After seemingly hours of hiking we found the first intake.  Seemed to me a good possibility that this was the fabled “Fountain of Youth”, the area seemed remote enough.  When we arrived we talked about the capacity, took some pictures, and the engineer took a drink, he didn’t seem any younger after but maybe it takes time to take effect.  I abstained from drinking to the dismay of all my companions.  I’m sure the water was clean, but worst case scenario, I’m a three hour hike from town.

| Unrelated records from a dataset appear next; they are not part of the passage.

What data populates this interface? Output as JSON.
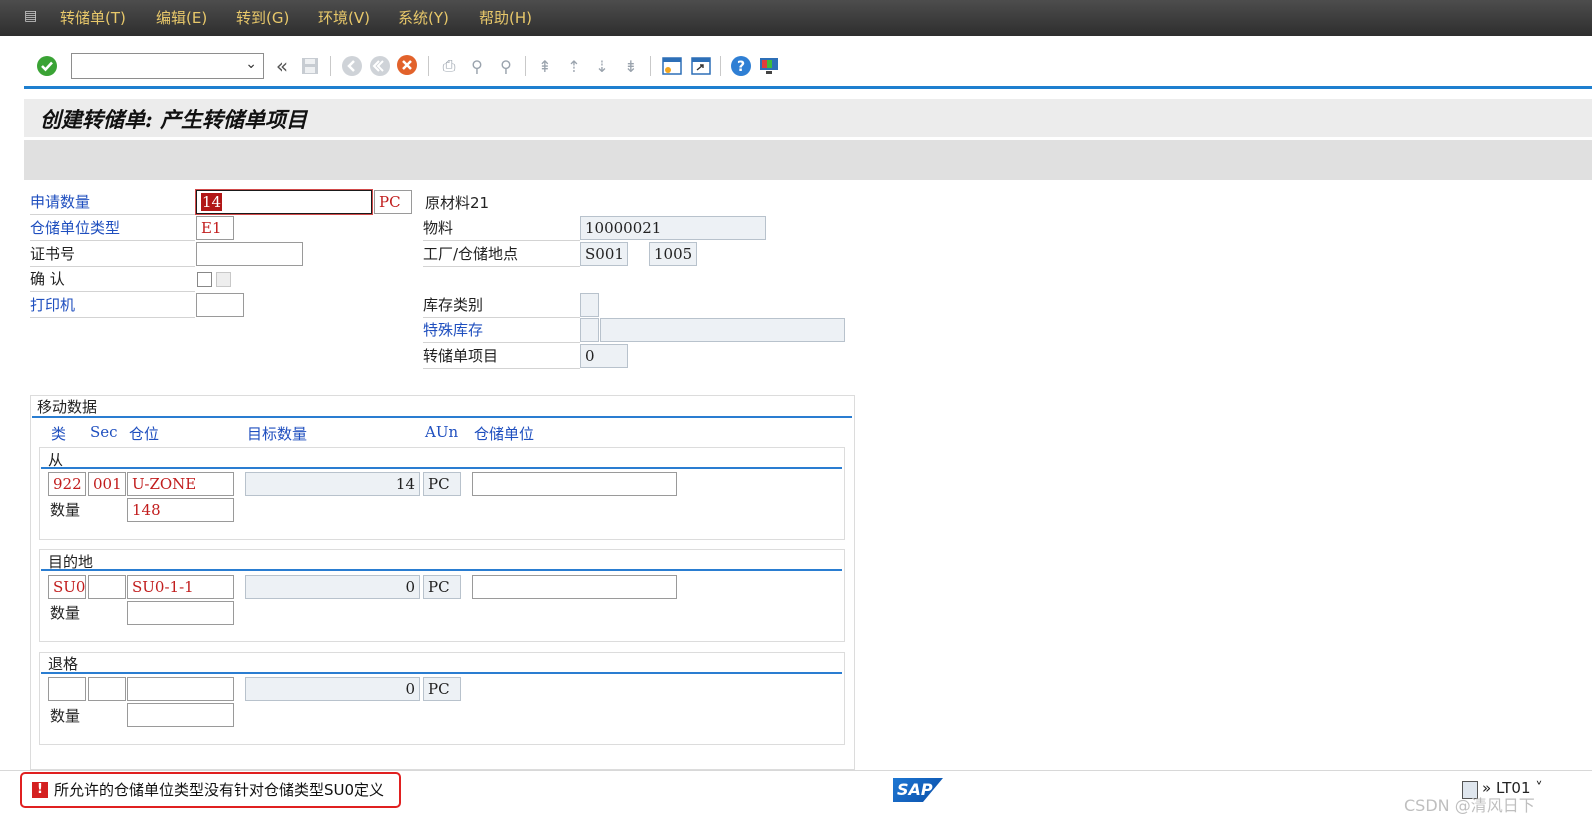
{
  "menu": {
    "items": [
      "转储单(T)",
      "编辑(E)",
      "转到(G)",
      "环境(V)",
      "系统(Y)",
      "帮助(H)"
    ]
  },
  "toolbar": {
    "command_value": ""
  },
  "page_title": "创建转储单: 产生转储单项目",
  "header": {
    "qty_label": "申请数量",
    "qty_value": "14",
    "qty_unit": "PC",
    "su_type_label": "仓储单位类型",
    "su_type_value": "E1",
    "cert_label": "证书号",
    "cert_value": "",
    "confirm_label": "确 认",
    "printer_label": "打印机",
    "printer_value": "",
    "material_desc": "原材料21",
    "material_label": "物料",
    "material_value": "10000021",
    "plant_label": "工厂/仓储地点",
    "plant_value": "S001",
    "sloc_value": "1005",
    "stock_cat_label": "库存类别",
    "stock_cat_value": "",
    "special_stock_label": "特殊库存",
    "special_stock_value": "",
    "special_stock_num": "",
    "to_item_label": "转储单项目",
    "to_item_value": "0"
  },
  "movement": {
    "title": "移动数据",
    "columns": {
      "type": "类",
      "sec": "Sec",
      "bin": "仓位",
      "target_qty": "目标数量",
      "aun": "AUn",
      "su": "仓储单位"
    },
    "from": {
      "title": "从",
      "type": "922",
      "sec": "001",
      "bin": "U-ZONE",
      "target_qty": "14",
      "aun": "PC",
      "su": "",
      "qty_label": "数量",
      "qty": "148"
    },
    "dest": {
      "title": "目的地",
      "type": "SU0",
      "sec": "",
      "bin": "SU0-1-1",
      "target_qty": "0",
      "aun": "PC",
      "su": "",
      "qty_label": "数量",
      "qty": ""
    },
    "ret": {
      "title": "退格",
      "type": "",
      "sec": "",
      "bin": "",
      "target_qty": "0",
      "aun": "PC",
      "qty_label": "数量",
      "qty": ""
    }
  },
  "status": {
    "message": "所允许的仓储单位类型没有针对仓储类型SU0定义",
    "logo": "SAP",
    "system": "» LT01 ˅"
  },
  "watermark": "CSDN @清风日下",
  "colors": {
    "menu_text": "#e8c86a",
    "accent_line": "#1e7fcf",
    "label_blue": "#1f4fbf",
    "value_red": "#c11d1d",
    "error_red": "#e02020"
  }
}
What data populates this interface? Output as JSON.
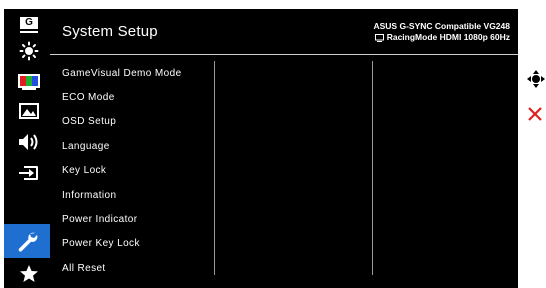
{
  "header": {
    "title": "System Setup",
    "model_line1": "ASUS G-SYNC Compatible VG248",
    "model_line2": "RacingMode HDMI 1080p 60Hz"
  },
  "menu": {
    "items": [
      {
        "label": "GameVisual Demo Mode"
      },
      {
        "label": "ECO Mode"
      },
      {
        "label": "OSD Setup"
      },
      {
        "label": "Language"
      },
      {
        "label": "Key Lock"
      },
      {
        "label": "Information"
      },
      {
        "label": "Power Indicator"
      },
      {
        "label": "Power Key Lock"
      },
      {
        "label": "All Reset"
      }
    ]
  },
  "sidebar": {
    "items": [
      {
        "icon": "gamevisual-icon",
        "glyph": "G"
      },
      {
        "icon": "brightness-icon"
      },
      {
        "icon": "color-icon"
      },
      {
        "icon": "image-icon"
      },
      {
        "icon": "sound-icon"
      },
      {
        "icon": "input-select-icon"
      },
      {
        "icon": "system-setup-icon",
        "active": true
      },
      {
        "icon": "favorite-icon"
      }
    ]
  },
  "colors": {
    "active": "#1f6fd1",
    "close": "#e02020"
  }
}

We paused for a few more minutes and then continued up.  The going got tough and we lost a few men, but we continued on.  OK we actually didn’t lose anyone but you can’t fault me for adding a little drama to the scene.  We came across another possibility for the intake.  This option wasn’t quite as good as the other, there was evidence of cows around and the water was above ground for an extended area, but it seemed to meet their requirements despite my objections.  We took some more pictures, that’s me pointing there (great beard, I know), and set off back towards civilization.

On the descent we measured from the intakes to the houses, 20 meters at a time, taking GPS coordinates at each interval.  Needless to say this slowed the progress a bit and took us well off the beaten tracks.  At each house we would stop and explain what we were doing, get them to sign the informe, and find out where they wanted their latrine to go. 

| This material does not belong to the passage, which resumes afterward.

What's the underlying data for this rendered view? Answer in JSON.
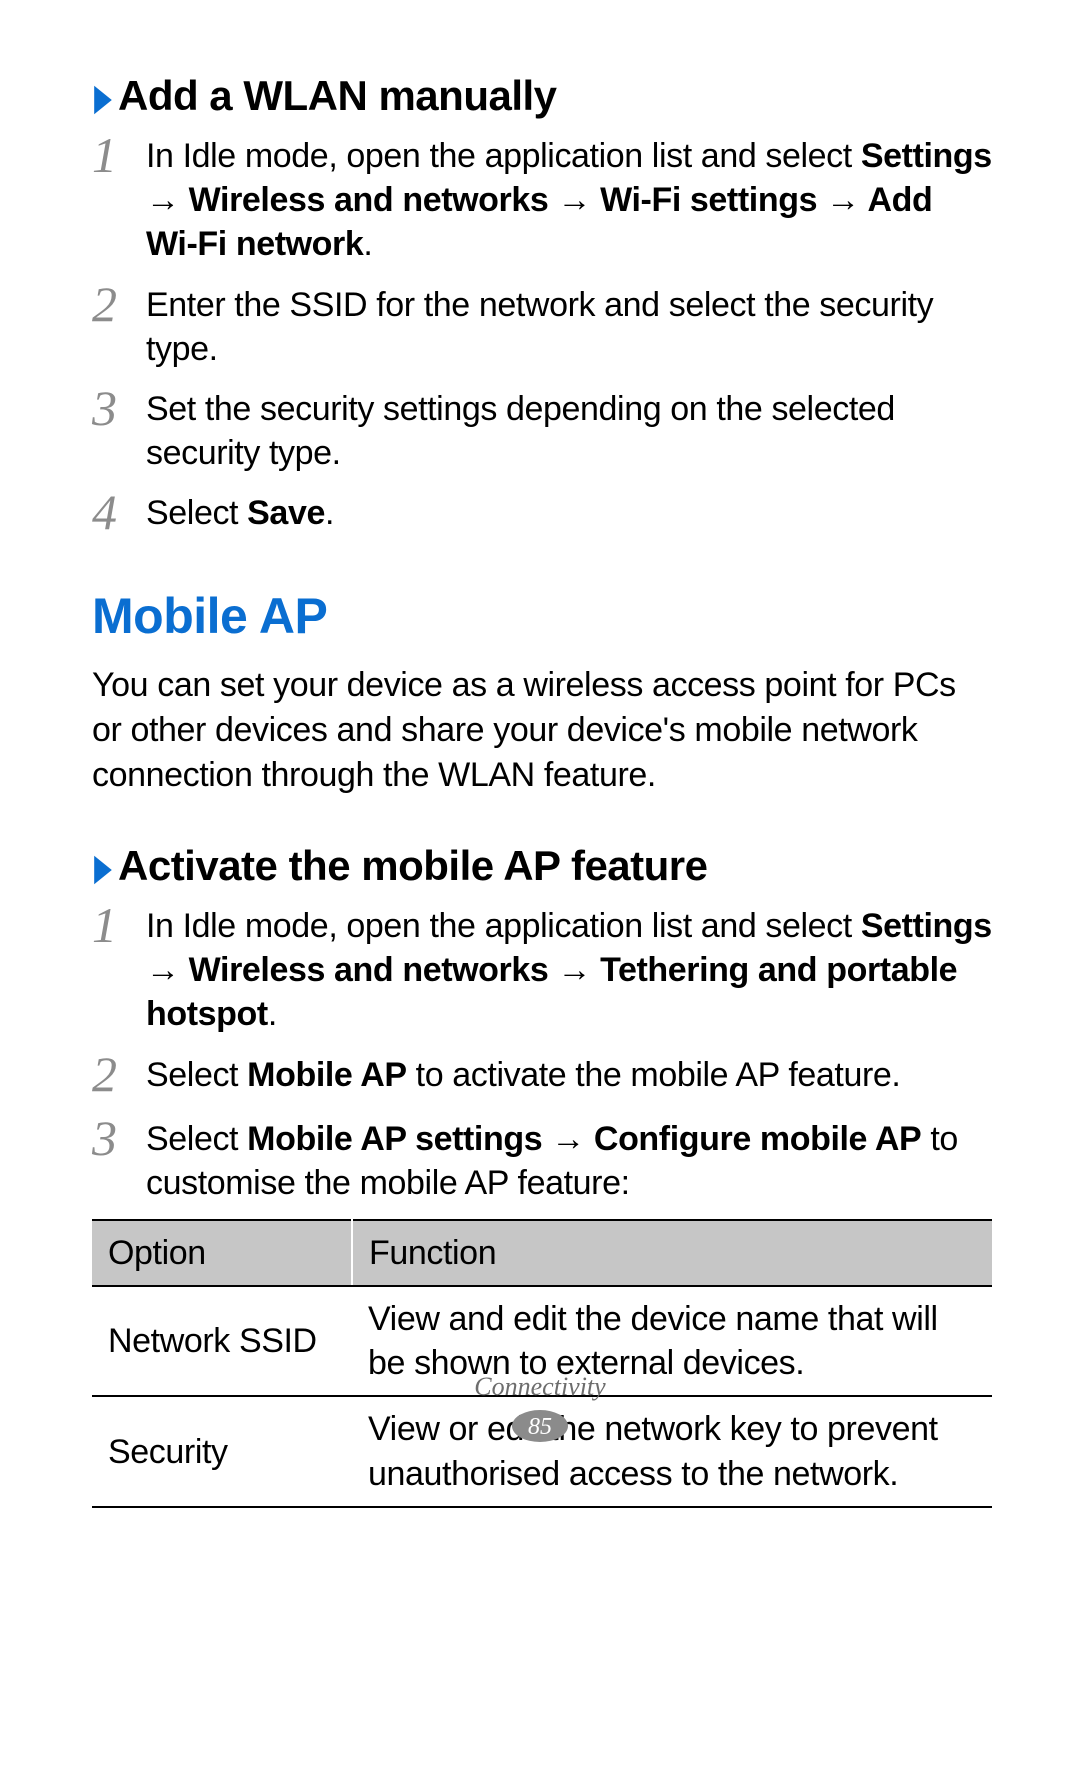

I never felt very necessary to the process, everything we did could have been done without me slowing the group, but being a part of it was a great feeling.  Each person was excited about the project and the realization that it would actually happen.  Each family was so excited, in fact, that they gave us fruit.  These families with no running water, a hole in the ground for a bathroom and very little else were offering us what they had in appreciation.  This hospitality and graciousness of the people here often astounds me.  I have found that the people I work with will share what they have, whatever it may be, and will take pride in “compartir”ing.

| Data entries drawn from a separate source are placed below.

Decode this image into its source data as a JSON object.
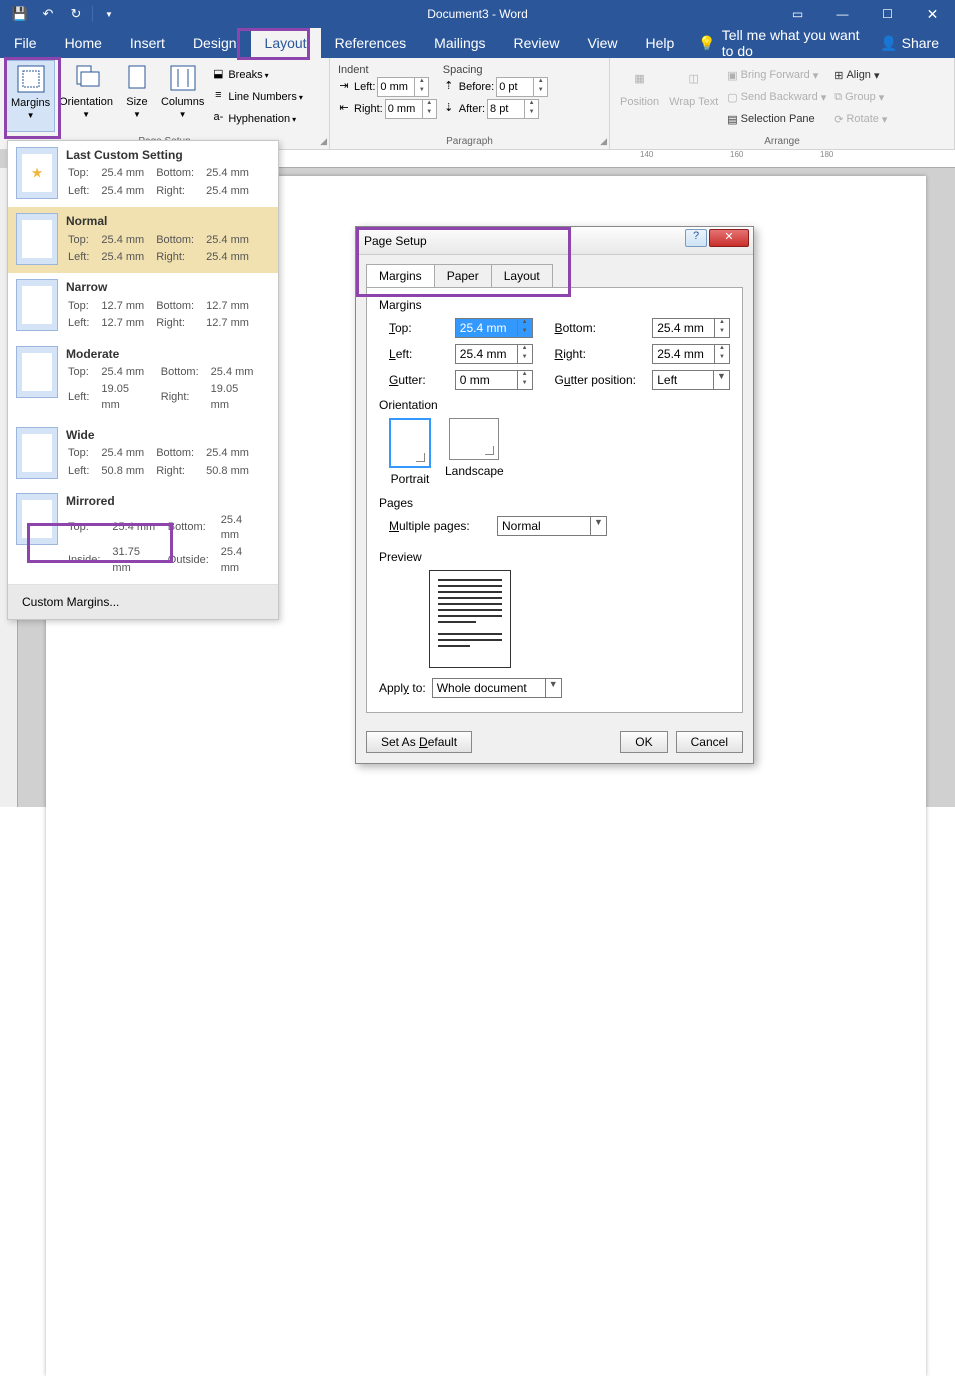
{
  "title": "Document3 - Word",
  "menubar": [
    "File",
    "Home",
    "Insert",
    "Design",
    "Layout",
    "References",
    "Mailings",
    "Review",
    "View",
    "Help"
  ],
  "active_tab": "Layout",
  "tellme": "Tell me what you want to do",
  "share": "Share",
  "ribbon": {
    "page_setup": {
      "margins": "Margins",
      "orientation": "Orientation",
      "size": "Size",
      "columns": "Columns",
      "breaks": "Breaks",
      "line_numbers": "Line Numbers",
      "hyphenation": "Hyphenation",
      "group": "Page Setup"
    },
    "paragraph": {
      "indent": "Indent",
      "left": "Left:",
      "right": "Right:",
      "left_val": "0 mm",
      "right_val": "0 mm",
      "spacing": "Spacing",
      "before": "Before:",
      "after": "After:",
      "before_val": "0 pt",
      "after_val": "8 pt",
      "group": "Paragraph"
    },
    "arrange": {
      "position": "Position",
      "wrap": "Wrap Text",
      "bring_forward": "Bring Forward",
      "send_backward": "Send Backward",
      "selection_pane": "Selection Pane",
      "align": "Align",
      "group_btn": "Group",
      "rotate": "Rotate",
      "group": "Arrange"
    }
  },
  "margins_menu": {
    "items": [
      {
        "name": "Last Custom Setting",
        "t": "25.4 mm",
        "b": "25.4 mm",
        "l": "25.4 mm",
        "r": "25.4 mm",
        "star": true
      },
      {
        "name": "Normal",
        "t": "25.4 mm",
        "b": "25.4 mm",
        "l": "25.4 mm",
        "r": "25.4 mm"
      },
      {
        "name": "Narrow",
        "t": "12.7 mm",
        "b": "12.7 mm",
        "l": "12.7 mm",
        "r": "12.7 mm"
      },
      {
        "name": "Moderate",
        "t": "25.4 mm",
        "b": "25.4 mm",
        "l": "19.05 mm",
        "r": "19.05 mm"
      },
      {
        "name": "Wide",
        "t": "25.4 mm",
        "b": "25.4 mm",
        "l": "50.8 mm",
        "r": "50.8 mm"
      },
      {
        "name": "Mirrored",
        "t": "25.4 mm",
        "b": "25.4 mm",
        "l": "31.75 mm",
        "r": "25.4 mm",
        "inside": true
      }
    ],
    "top_lbl": "Top:",
    "bottom_lbl": "Bottom:",
    "left_lbl": "Left:",
    "right_lbl": "Right:",
    "inside_lbl": "Inside:",
    "outside_lbl": "Outside:",
    "custom": "Custom Margins..."
  },
  "dialog": {
    "title": "Page Setup",
    "tabs": [
      "Margins",
      "Paper",
      "Layout"
    ],
    "active_tab": "Margins",
    "margins_section": "Margins",
    "top": "Top:",
    "top_val": "25.4 mm",
    "bottom": "Bottom:",
    "bottom_val": "25.4 mm",
    "left": "Left:",
    "left_val": "25.4 mm",
    "right": "Right:",
    "right_val": "25.4 mm",
    "gutter": "Gutter:",
    "gutter_val": "0 mm",
    "gutter_pos": "Gutter position:",
    "gutter_pos_val": "Left",
    "orientation": "Orientation",
    "portrait": "Portrait",
    "landscape": "Landscape",
    "pages": "Pages",
    "multiple": "Multiple pages:",
    "multiple_val": "Normal",
    "preview": "Preview",
    "apply_to": "Apply to:",
    "apply_to_val": "Whole document",
    "set_default": "Set As Default",
    "ok": "OK",
    "cancel": "Cancel"
  },
  "ruler_marks": [
    "140",
    "160",
    "180"
  ]
}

We continued down through the forest, measuring and recording.  In some places we found fruit trees; grenadillas, cherimoya, platanos, limas, and at each place the guys would always give me fruit first.  Always looking out for me and generally making me feel very welcome.  Around 2 p.m. some women from the main part of the village showed up with lunch for the engineer and I, tamales, eggs, and rice.  We shared our lunches with the group and offered to pay but they were having none of that.

We continued working for a few more hours and then finally reached the last house.  At this we were offered some very strong liquor made of caña, just the pickup we needed for the long hike back to Faique.  On the way back we ran into funeral service, where again we had shots of cañaza and headed off.  Finally making it back around 5.  I can’t say I have yet been that exhausted in my time here, nor have I hiked that far in my life, but upon getting back I felt good. 

This was one of the first days where I really felt like I was doing my job here.  Instead of being frustrated at the pace of things here, we were out laying the ground work for a project that would bring clean water and latrines to families that needed them.  With all the meetings and run-arounds and municipal bureaucracy, things can get frustrating.  It’s easy to get down on yourself and what you’re doing, but days like this, days where I can see the help I can provide, the difference I can make, days like this make up for all the other days.  Well that and a couple shots of cañaza.

And the last picture is of Faique, where I live, and further to the valley heading to Piura.  Not the worst view I've come across.